Blend smooth, enjoy!

Knowledge is Power

Fats & Acids Edition


I’ve been lucky enough to participate in the Crossfit South Bend community in the last few months.  And I’m really impressed by how thoughtful many people are about food.  In honor of the diversity of food values I’ve come across, I thought I’d share my approach to salad dressing. I think that some fundamental principles might help you cater your dressing to your own ethical, nutritional, and epicurean values.  While people who cook a lot already know this concept well, I’ve realized that it is not so obvious to everyone.  This is based on how my mother taught me to make salad dressing, and what I passed on to my roommate who is not a cook by any stretch of the imagination.

In general: fat + emulsifier + acid = salad dressing.  Most of the diversity you see has to do with the types of fats & acids used, and the ratio of fat to acid, along with additional herbs, seasoning or sugar.  Even mayonnaise operates on a similar principle.

Fats are things like oil, avocado, or even bacon grease.  Acids are things like citrus juice & vinegar.  Emulsifiers are things that help the fat and acid blend together well and keep them from separating, mustard and creme fraiche, honey, and tahini are examples.

Traditionally, dressing is about one part acid to three parts fat with a small amount of emulsifier.  My 1975 copy of the Joy of Cooking offers a basic recipe of:

1/2 teaspoon salt,
1/8 teaspoon pepper,
1/4 cup vinegar or lemon juice,
1/4 teaspoon mustard
3/4 cup walnut or olive oil.

About the time fat became diet enemy #1 people started making dressing with more acid and less oil.  Problem is, they  also started adding more sugar or weird fillers to counter the acid.

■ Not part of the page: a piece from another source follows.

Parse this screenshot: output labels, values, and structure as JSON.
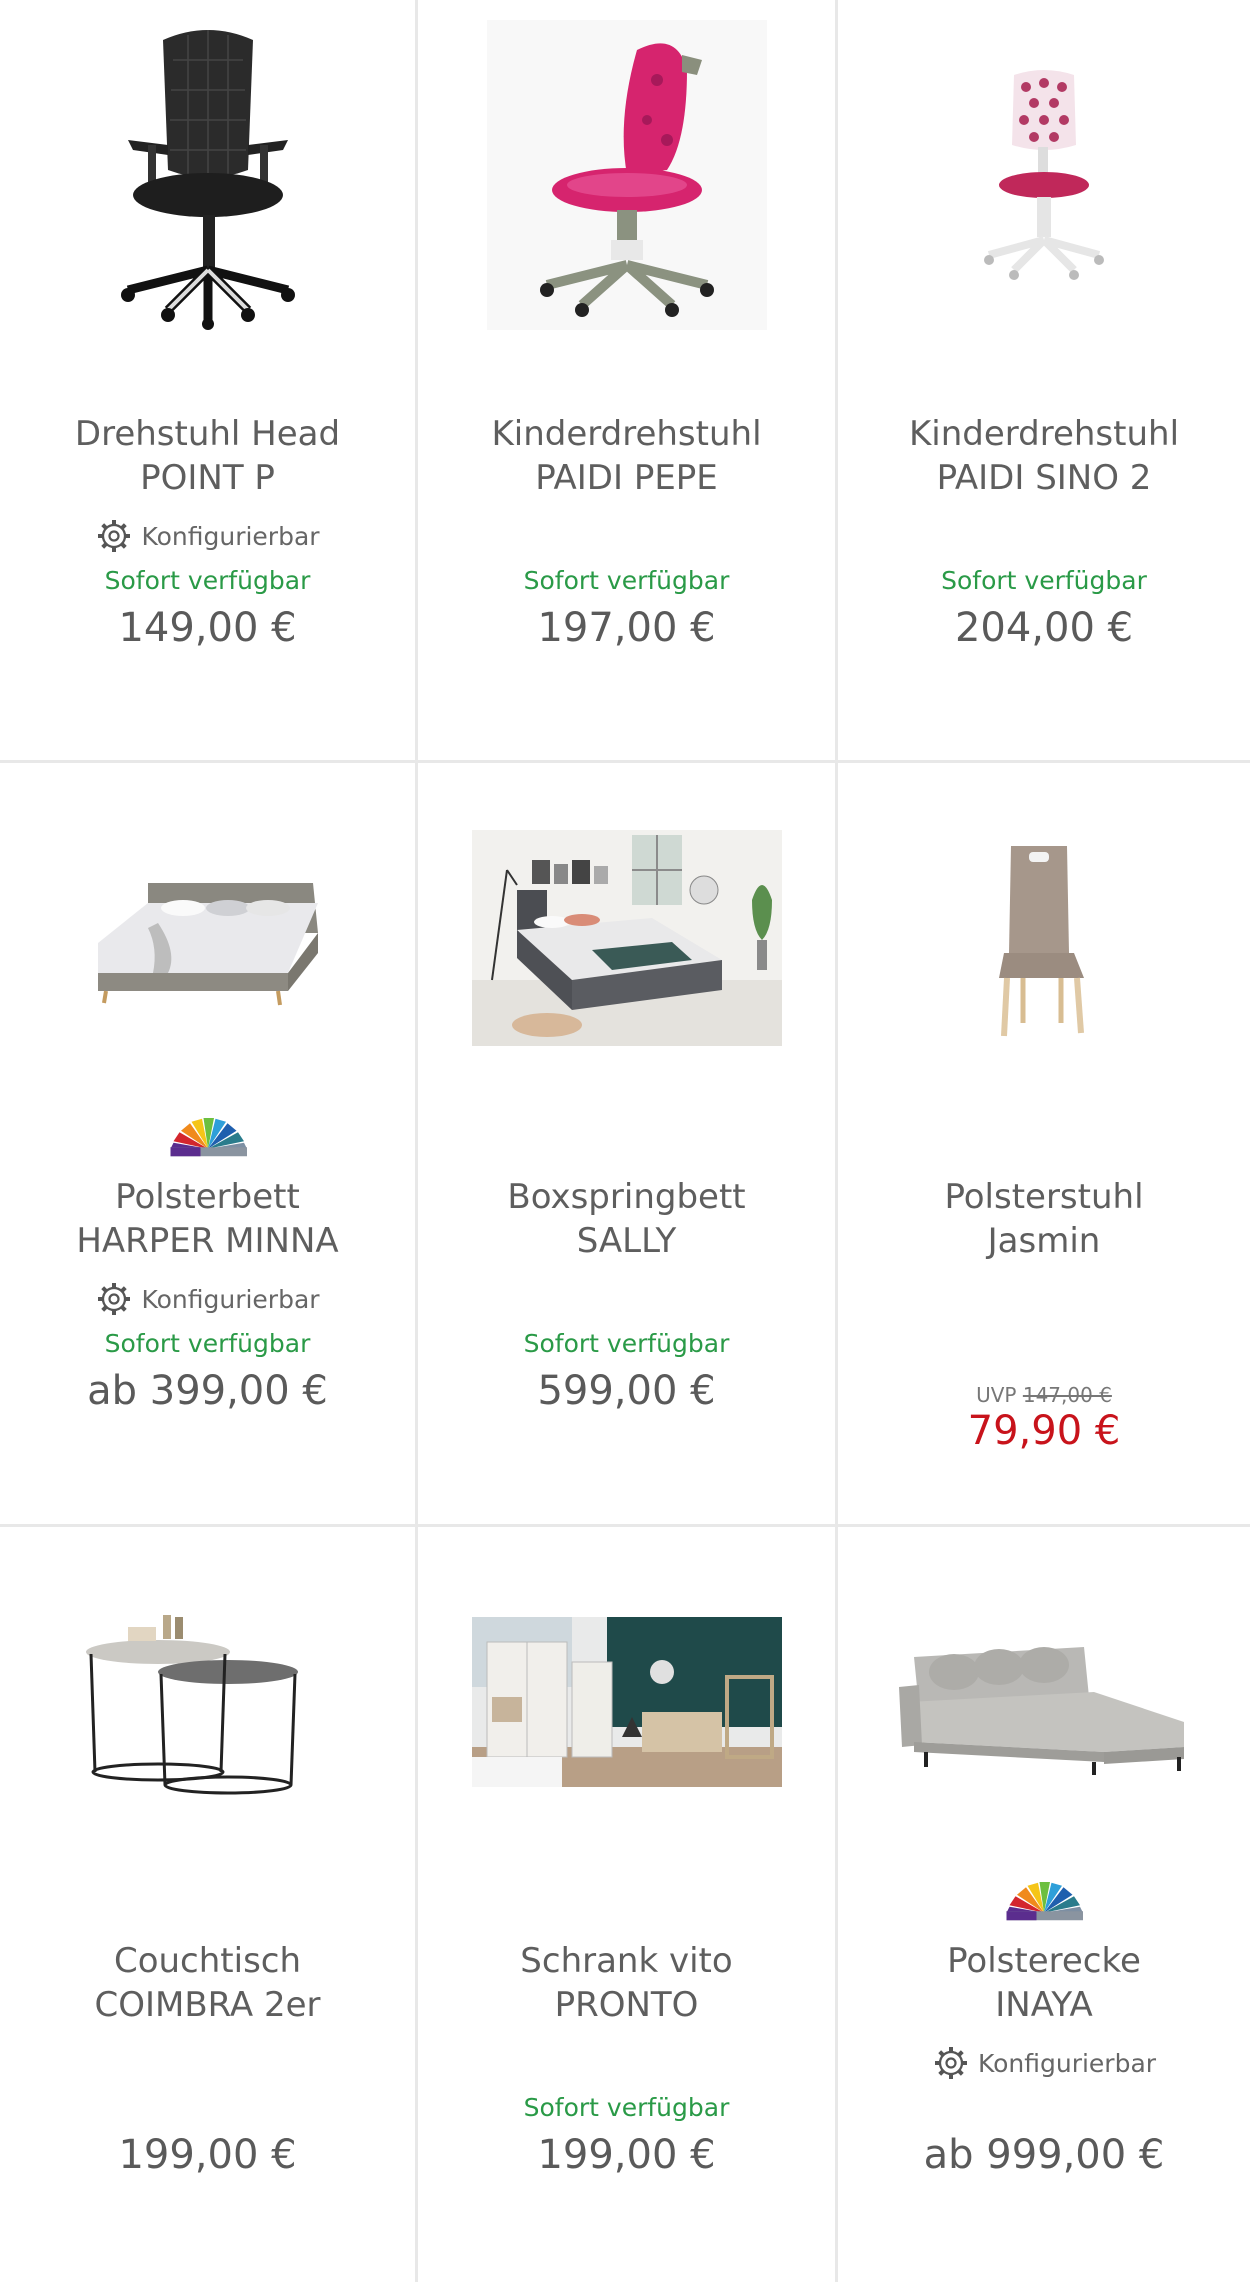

Like a lot of folks now, I see good quality fats as a beneficial part of my diet, and prefer dressing that looks a little more like my grandmom’s than something off of a weight-watcher’s menu.  Of course, its easy to tweak recipes back and forth to your liking.

The last thing you need to know is good blending procedure.  I either do this with a whisk in the bottom of my salad bowl before adding greens or shaken in a bottle with a good lid to use throughout the week.  Simply put, combine your acid, emulsifier, and and any herbs well, then add your fat slowly, fully incorporating a little bit at a time.  This video from the Food Network does a better job explaining than I ever could.  Also check out this Food Network article for more good combos.

Here are some combinations I like (in Fat + Acid + Emulsifier + Seasoning order):

Avocado + Lime Juice + (no emulsifier needed) + garlic and cumin (in the food processor) on top of spicy south of the border style chicken or beef.

Walnut oil + Lemon Juice + Mustard + pepper & poppy seeds on spinach or peppery greens like arugula.

Olive oil + Balsamic Vinegar + Mustard + basil & rosemary on mescaline mix and tomatoes.

Olive oil with a splash of Sesame oil + Rice Vinegar + Tahini + ginger & garlic as marinade for chicken breast or as dressing for cabbage slaw.